* MATERIAL FOR THIS EXERCISE

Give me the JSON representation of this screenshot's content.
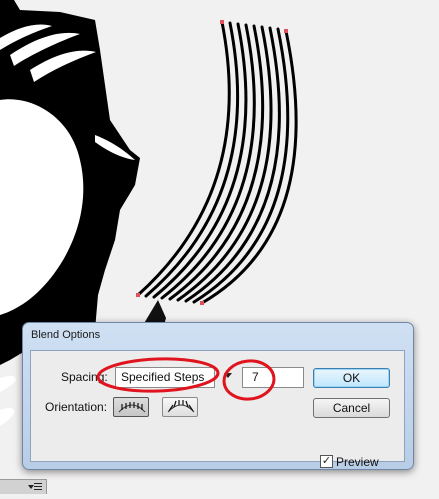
{
  "dialog": {
    "title": "Blend Options",
    "spacing_label": "Spacing:",
    "spacing_value": "Specified Steps",
    "steps_value": "7",
    "orientation_label": "Orientation:",
    "ok_label": "OK",
    "cancel_label": "Cancel",
    "preview_label": "Preview",
    "preview_checked": true,
    "check_glyph": "✓"
  },
  "icons": {
    "align-to-page": "align-to-page-icon",
    "align-to-path": "align-to-path-icon",
    "dropdown": "chevron-down-icon"
  },
  "colors": {
    "annotation_red": "#e0141e",
    "anchor_red": "#e0505a",
    "artwork_black": "#000000",
    "canvas": "#f2f1f1"
  }
}
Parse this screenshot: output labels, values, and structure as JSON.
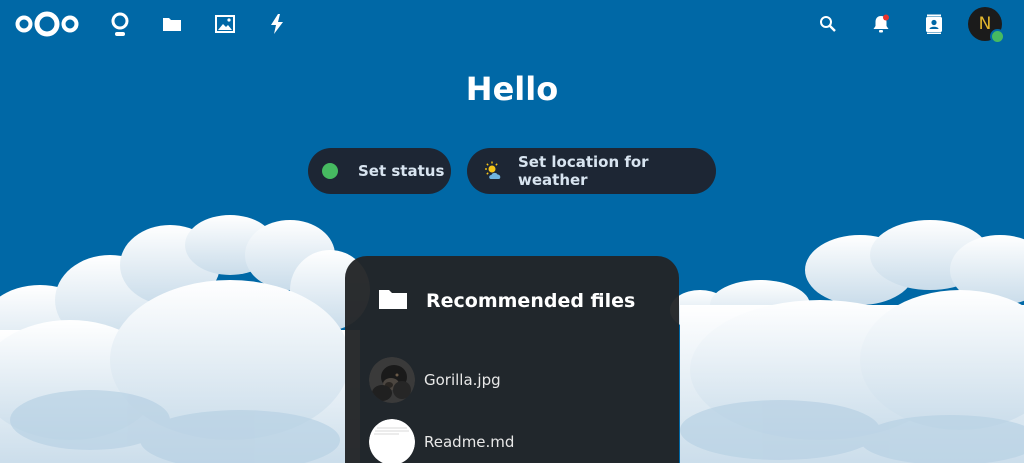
{
  "header": {
    "apps": [
      {
        "name": "dashboard",
        "icon": "dashboard-icon"
      },
      {
        "name": "files",
        "icon": "folder-icon"
      },
      {
        "name": "photos",
        "icon": "image-icon"
      },
      {
        "name": "activity",
        "icon": "lightning-icon"
      }
    ],
    "right_icons": [
      "search-icon",
      "notifications-bell-icon",
      "contacts-icon"
    ],
    "avatar_initial": "N"
  },
  "greeting": "Hello",
  "status_button": {
    "label": "Set status"
  },
  "weather_button": {
    "label": "Set location for weather"
  },
  "recommended_files": {
    "title": "Recommended files",
    "items": [
      {
        "name": "Gorilla.jpg"
      },
      {
        "name": "Readme.md"
      }
    ]
  },
  "colors": {
    "background": "#0068a6",
    "pill": "#1d2634",
    "status_online": "#46ba61",
    "panel": "#222426"
  }
}
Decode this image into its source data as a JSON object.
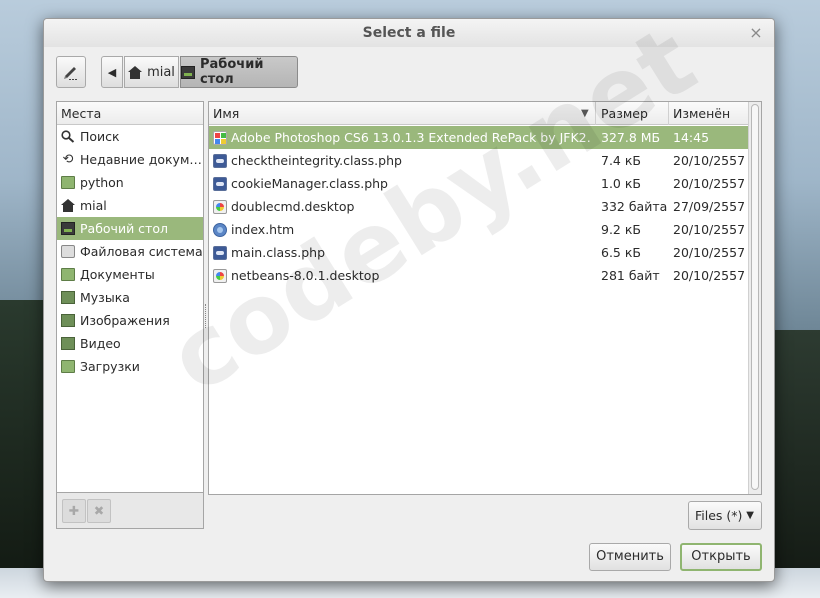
{
  "dialog": {
    "title": "Select a file",
    "close_glyph": "×"
  },
  "pathbar": {
    "back_glyph": "◀",
    "home_label": "mial",
    "current_label": "Рабочий стол"
  },
  "places": {
    "header": "Места",
    "items": [
      {
        "label": "Поиск",
        "icon": "search-icon"
      },
      {
        "label": "Недавние докум…",
        "icon": "recent-icon"
      },
      {
        "label": "python",
        "icon": "folder-icon"
      },
      {
        "label": "mial",
        "icon": "home-icon"
      },
      {
        "label": "Рабочий стол",
        "icon": "desktop-icon",
        "selected": true
      },
      {
        "label": "Файловая система",
        "icon": "drive-icon"
      },
      {
        "label": "Документы",
        "icon": "folder-icon"
      },
      {
        "label": "Музыка",
        "icon": "music-folder-icon"
      },
      {
        "label": "Изображения",
        "icon": "pictures-folder-icon"
      },
      {
        "label": "Видео",
        "icon": "video-folder-icon"
      },
      {
        "label": "Загрузки",
        "icon": "downloads-folder-icon"
      }
    ],
    "add_glyph": "✚",
    "remove_glyph": "✖"
  },
  "files": {
    "columns": {
      "name": "Имя",
      "size": "Размер",
      "modified": "Изменён"
    },
    "sort_glyph": "▼",
    "rows": [
      {
        "name": "Adobe Photoshop CS6 13.0.1.3 Extended RePack by JFK2…",
        "size": "327.8 МБ",
        "modified": "14:45",
        "icon": "executable-file-icon",
        "selected": true
      },
      {
        "name": "checktheintegrity.class.php",
        "size": "7.4 кБ",
        "modified": "20/10/2557",
        "icon": "php-file-icon"
      },
      {
        "name": "cookieManager.class.php",
        "size": "1.0 кБ",
        "modified": "20/10/2557",
        "icon": "php-file-icon"
      },
      {
        "name": "doublecmd.desktop",
        "size": "332 байта",
        "modified": "27/09/2557",
        "icon": "desktop-file-icon"
      },
      {
        "name": "index.htm",
        "size": "9.2 кБ",
        "modified": "20/10/2557",
        "icon": "html-file-icon"
      },
      {
        "name": "main.class.php",
        "size": "6.5 кБ",
        "modified": "20/10/2557",
        "icon": "php-file-icon"
      },
      {
        "name": "netbeans-8.0.1.desktop",
        "size": "281 байт",
        "modified": "20/10/2557",
        "icon": "desktop-file-icon"
      }
    ]
  },
  "filter": {
    "label": "Files (*)",
    "caret": "▼"
  },
  "buttons": {
    "cancel": "Отменить",
    "open": "Открыть"
  },
  "watermark": "codeby.net",
  "colors": {
    "selection": "#9ab87c",
    "accent": "#8fb570"
  }
}
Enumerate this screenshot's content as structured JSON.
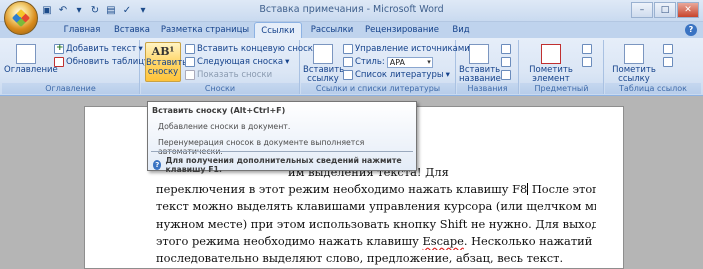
{
  "window": {
    "title": "Вставка примечания - Microsoft Word",
    "controls": [
      "–",
      "□",
      "✕"
    ]
  },
  "tabs": [
    "Главная",
    "Вставка",
    "Разметка страницы",
    "Ссылки",
    "Рассылки",
    "Рецензирование",
    "Вид"
  ],
  "ribbon": {
    "toc_group": {
      "label": "Оглавление",
      "toc_button": "Оглавление",
      "add_text": "Добавить текст",
      "update_table": "Обновить таблицу"
    },
    "footnotes_group": {
      "label": "Сноски",
      "insert_footnote_line1": "Вставить",
      "insert_footnote_line2": "сноску",
      "insert_endnote": "Вставить концевую сноску",
      "next_footnote": "Следующая сноска",
      "show_notes": "Показать сноски"
    },
    "citations_group": {
      "label": "Ссылки и списки литературы",
      "insert_citation_line1": "Вставить",
      "insert_citation_line2": "ссылку",
      "manage_sources": "Управление источниками",
      "style_label": "Стиль:",
      "style_value": "APA",
      "bibliography": "Список литературы"
    },
    "captions_group": {
      "label": "Названия",
      "insert_caption_line1": "Вставить",
      "insert_caption_line2": "название"
    },
    "index_group": {
      "label": "Предметный указатель",
      "mark_entry_line1": "Пометить",
      "mark_entry_line2": "элемент"
    },
    "toa_group": {
      "label": "Таблица ссылок",
      "mark_citation_line1": "Пометить",
      "mark_citation_line2": "ссылку"
    }
  },
  "tooltip": {
    "title": "Вставить сноску (Alt+Ctrl+F)",
    "description": "Добавление сноски в документ.",
    "note": "Перенумерация сносок в документе выполняется автоматически.",
    "help": "Для получения дополнительных сведений нажмите клавишу F1."
  },
  "document": {
    "lines": [
      "им выделения текста! Для",
      "переключения в этот режим необходимо нажать клавишу F8",
      " После этого",
      "текст можно выделять клавишами управления курсора (или щелчком мыши в",
      "нужном месте) при этом использовать кнопку Shift не нужно. Для выхода из",
      "этого режима необходимо нажать клавишу ",
      "Escape",
      ". Несколько нажатий F8",
      "последовательно выделяют слово, предложение, абзац, весь текст."
    ]
  }
}
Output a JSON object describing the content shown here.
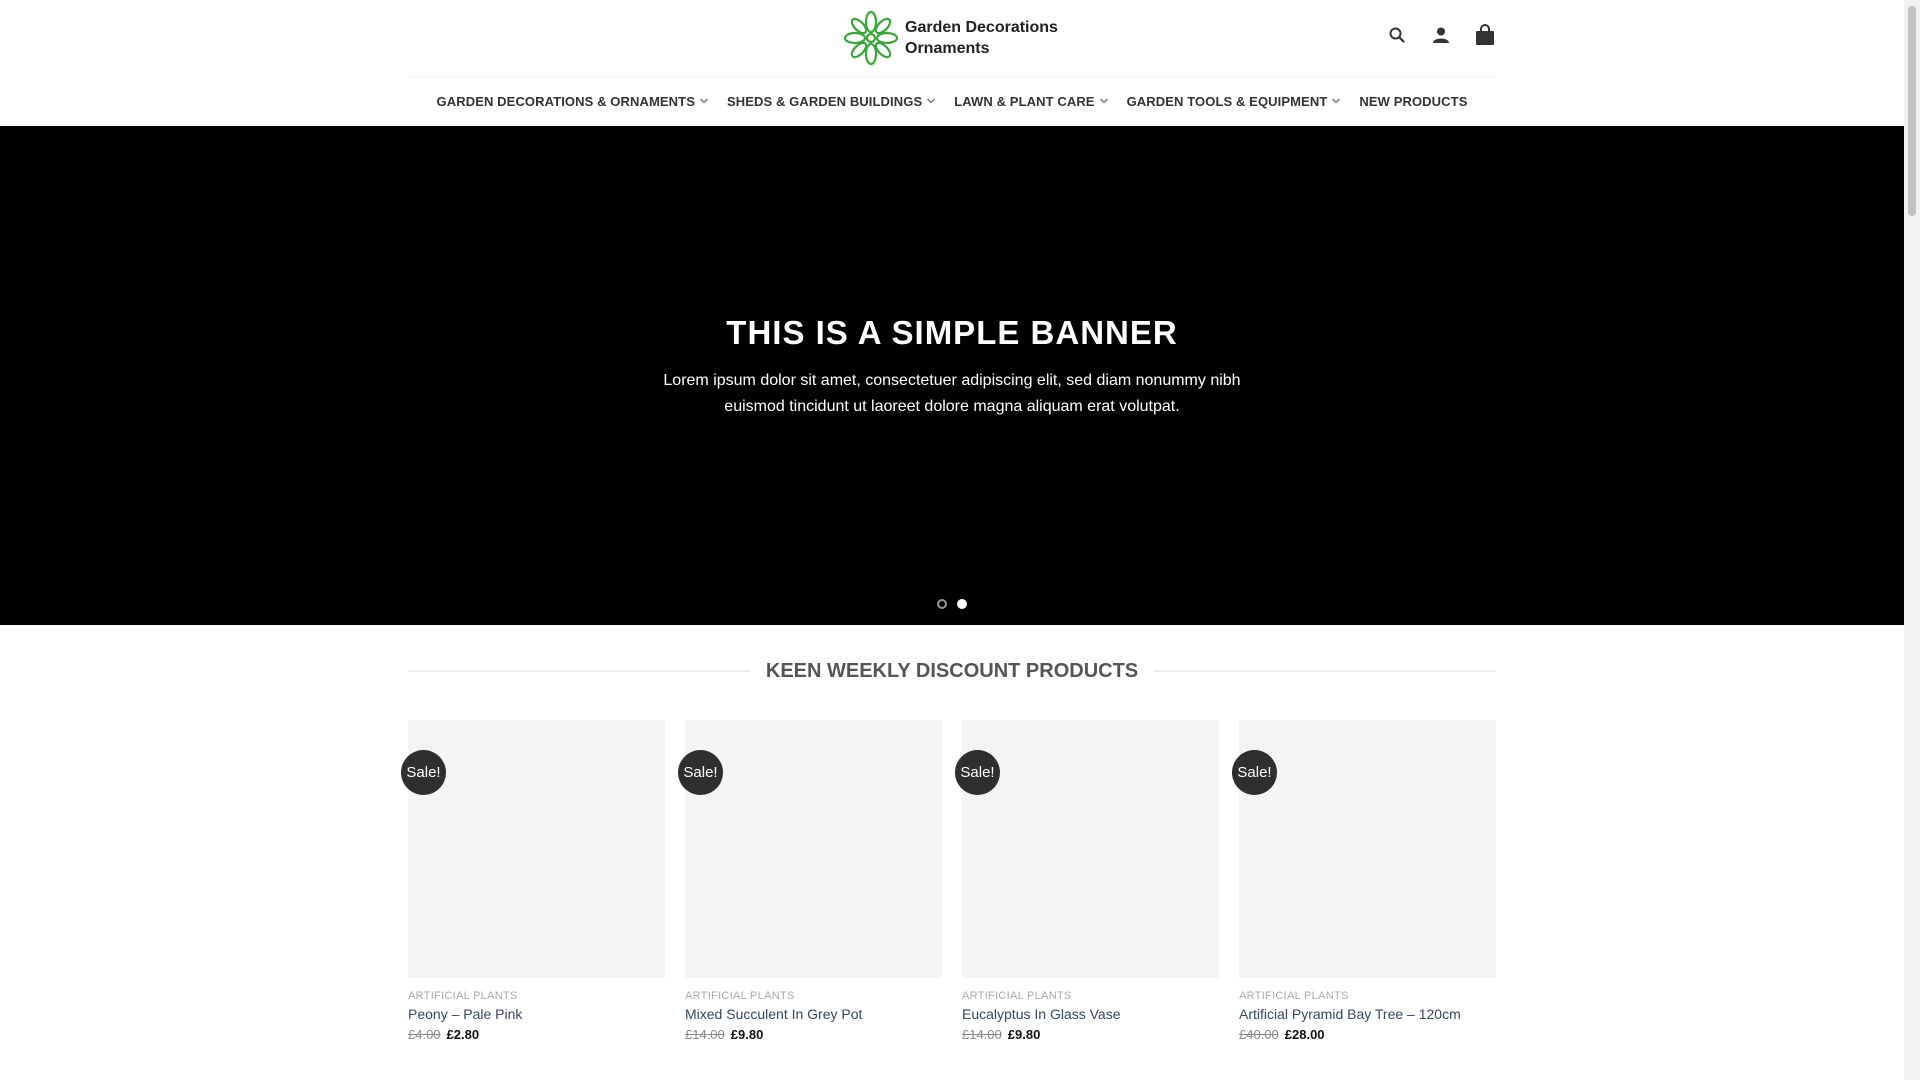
{
  "header": {
    "logo_line1": "Garden Decorations",
    "logo_line2": "Ornaments",
    "brand_color": "#3aa63a"
  },
  "nav": {
    "items": [
      {
        "label": "GARDEN DECORATIONS & ORNAMENTS",
        "has_dropdown": true
      },
      {
        "label": "SHEDS & GARDEN BUILDINGS",
        "has_dropdown": true
      },
      {
        "label": "LAWN & PLANT CARE",
        "has_dropdown": true
      },
      {
        "label": "GARDEN TOOLS & EQUIPMENT",
        "has_dropdown": true
      },
      {
        "label": "NEW PRODUCTS",
        "has_dropdown": false
      }
    ]
  },
  "banner": {
    "title": "THIS IS A SIMPLE BANNER",
    "text": "Lorem ipsum dolor sit amet, consectetuer adipiscing elit, sed diam nonummy nibh euismod tincidunt ut laoreet dolore magna aliquam erat volutpat.",
    "slides": 2,
    "active_slide": 2
  },
  "section": {
    "title": "KEEN WEEKLY DISCOUNT PRODUCTS"
  },
  "products": [
    {
      "badge": "Sale!",
      "category": "ARTIFICIAL PLANTS",
      "name": "Peony – Pale Pink",
      "old_price": "£4.00",
      "new_price": "£2.80"
    },
    {
      "badge": "Sale!",
      "category": "ARTIFICIAL PLANTS",
      "name": "Mixed Succulent In Grey Pot",
      "old_price": "£14.00",
      "new_price": "£9.80"
    },
    {
      "badge": "Sale!",
      "category": "ARTIFICIAL PLANTS",
      "name": "Eucalyptus In Glass Vase",
      "old_price": "£14.00",
      "new_price": "£9.80"
    },
    {
      "badge": "Sale!",
      "category": "ARTIFICIAL PLANTS",
      "name": "Artificial Pyramid Bay Tree – 120cm",
      "old_price": "£40.00",
      "new_price": "£28.00"
    }
  ]
}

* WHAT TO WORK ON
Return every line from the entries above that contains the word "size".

* RESPONSE BOX
      "size": "Размер",
        "size": "327.8 МБ",
        "size": "7.4 кБ",
        "size": "1.0 кБ",
        "size": "332 байта",
        "size": "9.2 кБ",
        "size": "6.5 кБ",
        "size": "281 байт",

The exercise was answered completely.